The clearly gendered accounts of guilt and shame were not evident in the study data in the sense that it was impossible to, for example, determine whether the feelings of guilt and shame experienced by women were indications of more or less shame/guilt-proneness or fully indicative of solely female experience. A comparative set of data would be needed in order to demonstrate this. However, my interpretation is that there are elements in travel that are gendered and associated with guilt and shame. Examples of this were the experiences that make reference to the safety of a female traveller. These experiences are also tied closely to different and preferred means of travel. The respondents reflected whether it would be safe to travel solo by certain means of transport and to particular destinations, and whether they would meet judgement or harassment from others based on their solo status.

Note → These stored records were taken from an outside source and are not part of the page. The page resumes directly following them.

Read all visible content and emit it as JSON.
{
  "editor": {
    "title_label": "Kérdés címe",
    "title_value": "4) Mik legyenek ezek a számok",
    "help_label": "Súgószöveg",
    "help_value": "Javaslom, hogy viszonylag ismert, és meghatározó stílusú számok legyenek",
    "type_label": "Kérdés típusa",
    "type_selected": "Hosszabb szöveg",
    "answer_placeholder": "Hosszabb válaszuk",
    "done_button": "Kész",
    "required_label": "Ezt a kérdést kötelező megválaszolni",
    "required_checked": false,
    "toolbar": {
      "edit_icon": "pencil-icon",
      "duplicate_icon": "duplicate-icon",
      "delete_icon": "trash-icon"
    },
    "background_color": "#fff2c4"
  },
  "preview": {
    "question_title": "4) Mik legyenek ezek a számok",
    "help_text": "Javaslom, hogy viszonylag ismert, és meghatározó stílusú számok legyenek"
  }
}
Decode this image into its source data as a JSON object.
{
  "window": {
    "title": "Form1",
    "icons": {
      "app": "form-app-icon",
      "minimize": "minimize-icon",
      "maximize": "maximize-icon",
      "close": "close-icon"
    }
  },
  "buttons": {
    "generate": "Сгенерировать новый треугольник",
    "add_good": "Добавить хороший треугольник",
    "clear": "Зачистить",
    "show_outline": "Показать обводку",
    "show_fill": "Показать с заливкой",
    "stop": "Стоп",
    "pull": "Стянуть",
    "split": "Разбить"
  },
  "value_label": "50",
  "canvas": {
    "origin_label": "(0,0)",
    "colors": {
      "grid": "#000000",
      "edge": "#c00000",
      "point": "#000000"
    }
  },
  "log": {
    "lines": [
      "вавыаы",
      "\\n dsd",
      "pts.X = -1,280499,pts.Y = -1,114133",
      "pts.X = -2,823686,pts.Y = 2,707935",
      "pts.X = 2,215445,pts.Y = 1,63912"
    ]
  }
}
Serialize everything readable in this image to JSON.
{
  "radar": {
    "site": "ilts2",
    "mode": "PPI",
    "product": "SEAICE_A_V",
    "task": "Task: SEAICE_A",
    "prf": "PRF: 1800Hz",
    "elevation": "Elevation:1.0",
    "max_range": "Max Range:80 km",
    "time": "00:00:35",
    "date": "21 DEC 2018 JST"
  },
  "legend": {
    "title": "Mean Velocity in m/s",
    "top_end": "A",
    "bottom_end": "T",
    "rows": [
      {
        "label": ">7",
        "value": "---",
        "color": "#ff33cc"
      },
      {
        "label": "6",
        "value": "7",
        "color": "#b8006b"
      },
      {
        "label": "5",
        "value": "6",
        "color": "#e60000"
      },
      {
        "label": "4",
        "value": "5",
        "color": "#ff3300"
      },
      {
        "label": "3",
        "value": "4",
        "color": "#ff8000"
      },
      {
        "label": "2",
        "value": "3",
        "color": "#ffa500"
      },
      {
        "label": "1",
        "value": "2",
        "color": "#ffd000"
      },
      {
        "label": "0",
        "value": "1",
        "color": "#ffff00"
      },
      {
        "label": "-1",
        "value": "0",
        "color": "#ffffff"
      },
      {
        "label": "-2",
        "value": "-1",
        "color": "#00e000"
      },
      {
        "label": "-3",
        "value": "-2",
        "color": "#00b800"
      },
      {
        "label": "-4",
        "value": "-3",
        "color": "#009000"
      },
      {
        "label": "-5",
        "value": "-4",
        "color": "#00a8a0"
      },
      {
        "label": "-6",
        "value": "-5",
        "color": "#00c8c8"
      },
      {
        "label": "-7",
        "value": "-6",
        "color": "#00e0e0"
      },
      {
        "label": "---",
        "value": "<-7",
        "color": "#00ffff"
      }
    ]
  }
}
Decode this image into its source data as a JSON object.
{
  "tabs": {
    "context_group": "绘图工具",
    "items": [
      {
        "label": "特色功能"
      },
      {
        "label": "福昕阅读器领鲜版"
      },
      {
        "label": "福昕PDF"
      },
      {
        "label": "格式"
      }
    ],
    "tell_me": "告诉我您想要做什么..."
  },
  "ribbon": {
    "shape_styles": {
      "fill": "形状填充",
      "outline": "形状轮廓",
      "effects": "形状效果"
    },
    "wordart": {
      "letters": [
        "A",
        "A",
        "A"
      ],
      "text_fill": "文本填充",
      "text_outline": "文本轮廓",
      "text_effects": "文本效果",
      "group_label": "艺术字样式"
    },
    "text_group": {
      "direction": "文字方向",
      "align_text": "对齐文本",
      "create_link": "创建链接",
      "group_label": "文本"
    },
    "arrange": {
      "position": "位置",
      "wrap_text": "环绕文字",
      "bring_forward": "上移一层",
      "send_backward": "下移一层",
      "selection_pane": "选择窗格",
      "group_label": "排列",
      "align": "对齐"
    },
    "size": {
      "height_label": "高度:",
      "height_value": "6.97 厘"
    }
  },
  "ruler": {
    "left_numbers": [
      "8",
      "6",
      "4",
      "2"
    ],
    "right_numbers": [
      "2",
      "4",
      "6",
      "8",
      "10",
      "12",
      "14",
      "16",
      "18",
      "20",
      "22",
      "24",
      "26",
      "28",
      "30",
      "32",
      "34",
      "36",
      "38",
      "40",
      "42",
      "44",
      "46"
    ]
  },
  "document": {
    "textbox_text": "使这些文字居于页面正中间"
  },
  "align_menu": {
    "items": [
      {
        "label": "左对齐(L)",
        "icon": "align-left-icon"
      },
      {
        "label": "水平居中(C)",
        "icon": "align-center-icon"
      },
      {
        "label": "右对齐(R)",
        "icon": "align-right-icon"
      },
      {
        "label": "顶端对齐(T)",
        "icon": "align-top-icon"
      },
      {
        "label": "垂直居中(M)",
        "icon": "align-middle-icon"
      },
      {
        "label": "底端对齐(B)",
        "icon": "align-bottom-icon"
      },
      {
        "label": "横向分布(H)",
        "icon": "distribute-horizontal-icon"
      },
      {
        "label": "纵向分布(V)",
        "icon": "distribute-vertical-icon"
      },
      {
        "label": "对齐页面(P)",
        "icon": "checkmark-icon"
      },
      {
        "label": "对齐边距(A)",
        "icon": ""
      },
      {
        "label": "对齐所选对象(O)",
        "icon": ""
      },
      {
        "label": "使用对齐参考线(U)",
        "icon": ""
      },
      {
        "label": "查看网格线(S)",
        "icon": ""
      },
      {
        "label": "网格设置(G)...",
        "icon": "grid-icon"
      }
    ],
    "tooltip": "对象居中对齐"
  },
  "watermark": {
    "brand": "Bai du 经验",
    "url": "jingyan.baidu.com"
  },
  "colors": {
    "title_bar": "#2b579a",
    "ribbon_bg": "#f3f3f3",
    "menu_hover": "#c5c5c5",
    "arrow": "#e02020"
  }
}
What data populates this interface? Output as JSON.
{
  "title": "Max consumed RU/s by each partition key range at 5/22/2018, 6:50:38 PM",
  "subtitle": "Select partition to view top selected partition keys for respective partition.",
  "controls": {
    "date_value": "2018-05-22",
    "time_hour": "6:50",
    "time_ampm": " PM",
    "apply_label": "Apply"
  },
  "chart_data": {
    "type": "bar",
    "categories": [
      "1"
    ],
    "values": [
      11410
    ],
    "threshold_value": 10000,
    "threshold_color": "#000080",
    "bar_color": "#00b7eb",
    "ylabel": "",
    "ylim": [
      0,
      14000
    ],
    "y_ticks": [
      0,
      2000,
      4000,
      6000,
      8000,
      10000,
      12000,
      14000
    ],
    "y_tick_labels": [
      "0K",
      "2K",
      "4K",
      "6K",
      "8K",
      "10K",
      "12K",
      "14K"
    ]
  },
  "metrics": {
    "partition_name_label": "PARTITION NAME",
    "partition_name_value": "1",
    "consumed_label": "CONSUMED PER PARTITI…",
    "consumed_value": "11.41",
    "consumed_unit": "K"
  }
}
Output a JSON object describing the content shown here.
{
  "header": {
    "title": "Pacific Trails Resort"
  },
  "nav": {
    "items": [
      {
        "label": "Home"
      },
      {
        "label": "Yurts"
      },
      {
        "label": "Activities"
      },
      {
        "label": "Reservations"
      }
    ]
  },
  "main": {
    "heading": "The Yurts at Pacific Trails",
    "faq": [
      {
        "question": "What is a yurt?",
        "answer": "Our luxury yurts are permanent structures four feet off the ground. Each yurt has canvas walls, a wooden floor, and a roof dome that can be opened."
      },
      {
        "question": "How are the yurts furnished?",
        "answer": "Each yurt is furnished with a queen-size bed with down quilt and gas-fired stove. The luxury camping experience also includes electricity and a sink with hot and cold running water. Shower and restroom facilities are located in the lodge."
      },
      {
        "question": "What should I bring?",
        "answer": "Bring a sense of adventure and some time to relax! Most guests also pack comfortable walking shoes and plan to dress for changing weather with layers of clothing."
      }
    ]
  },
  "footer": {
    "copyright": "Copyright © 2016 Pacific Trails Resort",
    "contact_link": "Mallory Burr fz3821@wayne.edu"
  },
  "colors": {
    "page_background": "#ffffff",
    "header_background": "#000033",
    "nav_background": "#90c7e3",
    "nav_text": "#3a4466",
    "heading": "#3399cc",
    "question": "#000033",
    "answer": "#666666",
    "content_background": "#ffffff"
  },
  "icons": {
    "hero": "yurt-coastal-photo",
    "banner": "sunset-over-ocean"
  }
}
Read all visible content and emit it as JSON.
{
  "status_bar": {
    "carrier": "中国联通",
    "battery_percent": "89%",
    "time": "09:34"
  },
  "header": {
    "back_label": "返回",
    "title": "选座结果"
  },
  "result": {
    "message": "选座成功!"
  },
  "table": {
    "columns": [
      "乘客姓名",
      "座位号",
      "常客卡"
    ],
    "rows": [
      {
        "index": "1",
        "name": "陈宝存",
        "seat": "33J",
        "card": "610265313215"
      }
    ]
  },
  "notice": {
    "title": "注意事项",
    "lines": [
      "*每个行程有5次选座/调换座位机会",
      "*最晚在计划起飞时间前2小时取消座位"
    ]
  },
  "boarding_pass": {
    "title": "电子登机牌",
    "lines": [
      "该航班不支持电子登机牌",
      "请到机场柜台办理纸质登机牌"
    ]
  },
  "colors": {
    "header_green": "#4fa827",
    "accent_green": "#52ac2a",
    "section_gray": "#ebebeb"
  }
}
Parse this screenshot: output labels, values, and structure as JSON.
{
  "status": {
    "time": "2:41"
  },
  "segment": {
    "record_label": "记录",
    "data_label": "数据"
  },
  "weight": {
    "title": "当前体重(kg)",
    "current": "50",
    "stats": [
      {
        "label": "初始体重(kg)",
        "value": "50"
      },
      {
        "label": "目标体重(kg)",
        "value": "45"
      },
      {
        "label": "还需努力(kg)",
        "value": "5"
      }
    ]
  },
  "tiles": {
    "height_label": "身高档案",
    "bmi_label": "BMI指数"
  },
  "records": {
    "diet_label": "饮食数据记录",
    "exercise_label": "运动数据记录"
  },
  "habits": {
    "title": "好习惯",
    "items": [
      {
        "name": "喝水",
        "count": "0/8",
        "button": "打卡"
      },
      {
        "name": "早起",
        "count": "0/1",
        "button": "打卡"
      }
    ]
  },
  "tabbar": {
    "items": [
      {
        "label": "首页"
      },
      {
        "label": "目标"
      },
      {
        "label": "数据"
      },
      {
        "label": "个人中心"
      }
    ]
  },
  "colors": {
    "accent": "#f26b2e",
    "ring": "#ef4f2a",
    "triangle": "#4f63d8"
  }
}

The findings provide compelling information especially for tourism organizations leading sustainable change. The aforementioned study illustrates that the experiences of shame and guilt are constructed in relation to the perceived lack of alternatives in travel that would be simultaneously both responsible and convenient enough. A relevant learning for tourism organizations is the idea of convenience without compromising on values. The findings indicate that travellers are still hesitant to fully sacrifice convenience for moral values. The gendered perspective also highlights the importance of the experience of safety during travels, especially when travelling solo. In order to further serve future consumers, these organizations need to engage in increased innovation in providing both comfort and action that aligns with the consumers’ personal values.